* **Required work**
Where a line below contains "duration", count it. Reply with the total only.

Data records for software interfaces
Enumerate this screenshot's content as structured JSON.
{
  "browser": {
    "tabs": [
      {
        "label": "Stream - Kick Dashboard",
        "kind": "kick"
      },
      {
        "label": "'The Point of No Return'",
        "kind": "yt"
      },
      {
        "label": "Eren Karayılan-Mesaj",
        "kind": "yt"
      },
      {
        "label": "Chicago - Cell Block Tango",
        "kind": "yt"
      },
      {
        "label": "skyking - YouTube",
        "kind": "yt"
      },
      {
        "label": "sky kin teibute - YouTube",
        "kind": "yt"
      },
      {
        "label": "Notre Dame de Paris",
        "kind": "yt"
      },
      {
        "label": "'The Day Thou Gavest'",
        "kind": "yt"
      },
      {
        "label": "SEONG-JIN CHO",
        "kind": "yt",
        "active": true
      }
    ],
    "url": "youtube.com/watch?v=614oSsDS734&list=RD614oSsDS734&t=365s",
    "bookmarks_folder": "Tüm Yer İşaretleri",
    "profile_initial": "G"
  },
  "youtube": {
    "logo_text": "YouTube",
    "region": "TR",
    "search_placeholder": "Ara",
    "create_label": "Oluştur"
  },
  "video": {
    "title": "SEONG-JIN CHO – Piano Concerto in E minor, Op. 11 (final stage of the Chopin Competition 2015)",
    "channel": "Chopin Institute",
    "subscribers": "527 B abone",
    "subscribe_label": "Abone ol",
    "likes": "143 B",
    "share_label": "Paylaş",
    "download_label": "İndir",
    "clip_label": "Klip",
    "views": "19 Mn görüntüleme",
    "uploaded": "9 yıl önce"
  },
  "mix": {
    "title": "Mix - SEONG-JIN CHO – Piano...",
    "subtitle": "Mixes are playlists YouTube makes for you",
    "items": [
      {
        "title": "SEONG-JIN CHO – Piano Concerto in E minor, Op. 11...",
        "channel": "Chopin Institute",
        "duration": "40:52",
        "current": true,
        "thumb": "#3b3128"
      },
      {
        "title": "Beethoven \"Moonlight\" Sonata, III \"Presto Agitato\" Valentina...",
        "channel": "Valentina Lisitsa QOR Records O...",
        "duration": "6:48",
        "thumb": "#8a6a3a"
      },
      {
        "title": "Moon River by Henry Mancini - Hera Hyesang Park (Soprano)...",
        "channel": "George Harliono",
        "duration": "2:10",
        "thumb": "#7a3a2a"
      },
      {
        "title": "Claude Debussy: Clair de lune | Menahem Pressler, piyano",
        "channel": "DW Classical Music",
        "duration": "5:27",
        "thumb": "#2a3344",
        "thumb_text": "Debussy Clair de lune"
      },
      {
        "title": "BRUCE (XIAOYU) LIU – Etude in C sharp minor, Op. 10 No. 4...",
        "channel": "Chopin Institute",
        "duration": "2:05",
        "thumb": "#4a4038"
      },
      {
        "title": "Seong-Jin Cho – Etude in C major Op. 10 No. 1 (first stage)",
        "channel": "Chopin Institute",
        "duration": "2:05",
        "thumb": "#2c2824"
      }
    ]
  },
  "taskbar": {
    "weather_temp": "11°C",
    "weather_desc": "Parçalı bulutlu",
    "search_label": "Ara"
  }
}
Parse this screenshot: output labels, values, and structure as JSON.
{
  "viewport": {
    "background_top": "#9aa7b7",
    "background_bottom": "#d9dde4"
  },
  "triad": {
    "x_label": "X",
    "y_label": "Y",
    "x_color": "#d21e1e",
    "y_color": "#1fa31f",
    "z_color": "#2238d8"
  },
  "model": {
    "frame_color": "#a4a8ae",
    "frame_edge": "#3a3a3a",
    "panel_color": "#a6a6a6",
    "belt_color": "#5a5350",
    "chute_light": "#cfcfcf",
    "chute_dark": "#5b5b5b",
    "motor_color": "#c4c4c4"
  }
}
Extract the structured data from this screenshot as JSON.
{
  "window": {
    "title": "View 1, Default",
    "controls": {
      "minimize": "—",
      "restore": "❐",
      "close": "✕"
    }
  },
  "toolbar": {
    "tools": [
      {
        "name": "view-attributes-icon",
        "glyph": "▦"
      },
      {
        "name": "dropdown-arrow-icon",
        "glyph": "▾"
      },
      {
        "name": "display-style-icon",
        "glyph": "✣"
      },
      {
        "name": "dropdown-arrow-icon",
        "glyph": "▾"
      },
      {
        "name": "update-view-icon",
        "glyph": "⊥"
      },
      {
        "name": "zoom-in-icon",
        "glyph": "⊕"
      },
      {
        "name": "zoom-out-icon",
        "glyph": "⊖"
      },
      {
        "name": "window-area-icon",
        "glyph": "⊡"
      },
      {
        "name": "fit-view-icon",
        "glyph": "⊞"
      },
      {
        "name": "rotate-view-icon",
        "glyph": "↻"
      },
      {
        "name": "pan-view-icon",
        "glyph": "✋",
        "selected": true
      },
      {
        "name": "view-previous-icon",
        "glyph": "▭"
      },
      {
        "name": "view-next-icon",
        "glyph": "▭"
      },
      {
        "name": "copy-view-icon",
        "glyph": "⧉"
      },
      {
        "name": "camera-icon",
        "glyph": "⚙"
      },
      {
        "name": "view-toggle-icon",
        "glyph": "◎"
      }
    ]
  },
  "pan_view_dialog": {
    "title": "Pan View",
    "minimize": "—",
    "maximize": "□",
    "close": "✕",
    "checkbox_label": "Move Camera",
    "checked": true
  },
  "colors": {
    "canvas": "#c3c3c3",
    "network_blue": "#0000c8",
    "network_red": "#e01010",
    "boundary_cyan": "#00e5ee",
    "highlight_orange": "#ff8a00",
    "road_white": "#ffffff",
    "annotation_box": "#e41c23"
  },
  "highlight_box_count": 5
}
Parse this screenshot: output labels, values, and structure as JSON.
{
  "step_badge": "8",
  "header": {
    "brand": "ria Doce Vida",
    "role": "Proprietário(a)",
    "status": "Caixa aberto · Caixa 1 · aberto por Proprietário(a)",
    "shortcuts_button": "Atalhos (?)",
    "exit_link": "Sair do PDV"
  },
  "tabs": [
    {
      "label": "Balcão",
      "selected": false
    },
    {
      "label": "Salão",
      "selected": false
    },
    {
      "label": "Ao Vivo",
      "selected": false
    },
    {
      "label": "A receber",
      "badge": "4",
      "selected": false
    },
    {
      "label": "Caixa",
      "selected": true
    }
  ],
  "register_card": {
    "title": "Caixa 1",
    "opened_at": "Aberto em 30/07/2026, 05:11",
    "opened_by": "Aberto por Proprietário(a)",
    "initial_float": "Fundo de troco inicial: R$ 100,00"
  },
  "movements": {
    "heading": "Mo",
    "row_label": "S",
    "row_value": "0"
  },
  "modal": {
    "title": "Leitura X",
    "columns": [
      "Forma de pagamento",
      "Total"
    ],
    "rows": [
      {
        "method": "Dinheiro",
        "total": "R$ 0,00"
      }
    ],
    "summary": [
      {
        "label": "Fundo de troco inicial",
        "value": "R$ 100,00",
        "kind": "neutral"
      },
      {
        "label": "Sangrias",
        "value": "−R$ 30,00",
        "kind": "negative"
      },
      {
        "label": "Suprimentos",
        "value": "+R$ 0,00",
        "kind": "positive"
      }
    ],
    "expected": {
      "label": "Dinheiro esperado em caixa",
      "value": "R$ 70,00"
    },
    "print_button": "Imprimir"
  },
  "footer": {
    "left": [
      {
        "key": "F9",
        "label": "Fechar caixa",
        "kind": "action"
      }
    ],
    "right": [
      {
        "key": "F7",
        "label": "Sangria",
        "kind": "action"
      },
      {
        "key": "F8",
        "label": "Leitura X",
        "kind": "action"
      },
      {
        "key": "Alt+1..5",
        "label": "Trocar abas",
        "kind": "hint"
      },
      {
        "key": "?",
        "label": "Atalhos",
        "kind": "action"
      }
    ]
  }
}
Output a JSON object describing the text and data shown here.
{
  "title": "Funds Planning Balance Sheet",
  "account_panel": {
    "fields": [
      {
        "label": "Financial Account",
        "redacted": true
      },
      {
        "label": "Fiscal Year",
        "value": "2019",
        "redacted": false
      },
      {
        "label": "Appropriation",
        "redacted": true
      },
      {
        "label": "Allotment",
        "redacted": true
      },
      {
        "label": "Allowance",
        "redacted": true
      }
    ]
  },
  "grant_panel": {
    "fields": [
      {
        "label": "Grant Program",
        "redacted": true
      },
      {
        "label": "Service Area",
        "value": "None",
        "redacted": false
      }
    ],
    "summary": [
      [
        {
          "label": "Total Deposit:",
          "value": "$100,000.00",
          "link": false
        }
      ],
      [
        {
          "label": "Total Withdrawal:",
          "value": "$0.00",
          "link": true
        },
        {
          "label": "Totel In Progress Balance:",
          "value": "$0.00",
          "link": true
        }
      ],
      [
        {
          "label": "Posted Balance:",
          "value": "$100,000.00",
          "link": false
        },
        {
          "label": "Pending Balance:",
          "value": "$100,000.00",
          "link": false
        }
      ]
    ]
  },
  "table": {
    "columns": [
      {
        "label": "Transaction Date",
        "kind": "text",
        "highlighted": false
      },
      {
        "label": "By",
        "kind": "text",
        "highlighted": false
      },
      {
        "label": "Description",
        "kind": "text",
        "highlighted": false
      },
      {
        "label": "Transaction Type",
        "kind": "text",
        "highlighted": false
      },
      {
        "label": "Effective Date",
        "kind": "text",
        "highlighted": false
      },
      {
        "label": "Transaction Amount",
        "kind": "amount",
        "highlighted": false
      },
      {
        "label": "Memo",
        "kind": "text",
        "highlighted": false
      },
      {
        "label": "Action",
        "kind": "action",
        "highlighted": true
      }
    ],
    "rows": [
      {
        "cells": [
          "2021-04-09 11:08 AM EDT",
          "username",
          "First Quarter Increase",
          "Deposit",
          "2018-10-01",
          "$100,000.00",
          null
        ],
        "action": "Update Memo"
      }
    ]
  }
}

* **Your solution**
6